Children in Foster Care Win Better Opportunity
In April 2005, Advocates for Children of New York (AFC) released a report detailing its successful partnership with a child welfare agency in New York City to provide educational expertise, advocacy, and legal representation to foster children. ?Project Achieve: A Model Project Providing Education Advocacy for Children in the Child Welfare System? reports that caseworkers are typically overburdened and unable to focus on educational issues. By combining its knowledge of the New York City school system with extensive advocacy and legal assistance, AFC was able to positively impact the lives of foster children and the adults responsible for them.
This report is a very worthwhile read for anyone interested in improved outcomes for foster children, and provides a model that can be replicated at child welfare agencies across the country.
The educational challenges faced by foster children are well documented. Foster children often fail to receive appropriate evaluations for special services, are transferred when their home situation changes, or are not provided with the transportation necessary to get to the appropriate programs. AFC found numerous examples of students who were misclassified and/or bounced between school environments so that they were years behind their age cohort.

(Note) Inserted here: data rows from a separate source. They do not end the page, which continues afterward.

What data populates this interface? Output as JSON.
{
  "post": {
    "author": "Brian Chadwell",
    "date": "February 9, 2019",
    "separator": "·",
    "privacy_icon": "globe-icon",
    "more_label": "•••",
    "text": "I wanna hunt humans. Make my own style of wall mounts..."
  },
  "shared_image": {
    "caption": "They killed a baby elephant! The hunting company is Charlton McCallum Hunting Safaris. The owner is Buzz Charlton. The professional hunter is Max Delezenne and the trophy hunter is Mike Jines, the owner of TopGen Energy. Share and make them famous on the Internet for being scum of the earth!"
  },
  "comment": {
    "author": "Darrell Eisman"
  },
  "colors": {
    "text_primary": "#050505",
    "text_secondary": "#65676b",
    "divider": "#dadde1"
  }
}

AFC?s Project Achieve placed staff members within a child welfare organization to consult with caseworkers on individual cases, provide training, and develop methods for identifying and quickly remedying common educational problems. Some of the individual cases were handled quickly with technical assistance to a caseworker; others required more extensive, even legal, involvement. Because the power to make decisions about a student?s education is often left with birth parents even when a child is in the custody of foster parents, AFC?s efforts frequently involved extensive consultation with, and involvement of, birth parents, foster parents, and caseworkers. The experience of Project Achieve staff members was that this involvement often empowered parents, encouraging them to advocate for their children or foster children, and served to increase substantially the likelihood of family reunification or adoption. Birth parents especially viewed this involvement in education as a means of developing productive communication with the school system and finding appropriate placement for their children.
Project Achieve staff members were able to use their extensive understanding of the legal requirements of the federal Individuals with Disabilities Education Act and the numerous state and local laws governing provision of special services to ensure that students were not brushed aside by the system. Frequently Project Achieve staff were forced to petition for appropriate evaluation, placement, and transportation, frequently dealing with multiple branches of the New York City Department of Education.
One of the most effective methods of educational intervention provided by AFC was the early intervention system. Through extensive knowledge of the programs available to children ages three through five, Project Achieve staffers emphasized the screening of young children in foster care and the timely placement of those children in early intervention programs that would help to curb the detrimental effects of foster care on their schooling. This emphasis resulted in a much higher occurrence of early childhood educational placement, without the direct intervention of AFC staff.
Replicating the Project
AFC succeeded in finding stable and appropriate educational programs for the vast majority of the cases referred to them. Additionally, they received rave reviews from the caseworkers they assisted, who underlined the import of bringing in advocates with specific knowledge of educational rights and the school system. This was especially helpful in making sure the process moved faster, so that AFC?s expertise was able to minimize the disruptions to learning that are so frequent in foster care.
AFC?s Project Achieve was able to empower parents and foster parents, solve individual crises, and help caseworkers to be more effective. When questioned, all the caseworkers recommended establishing similar programs in other child welfare agencies.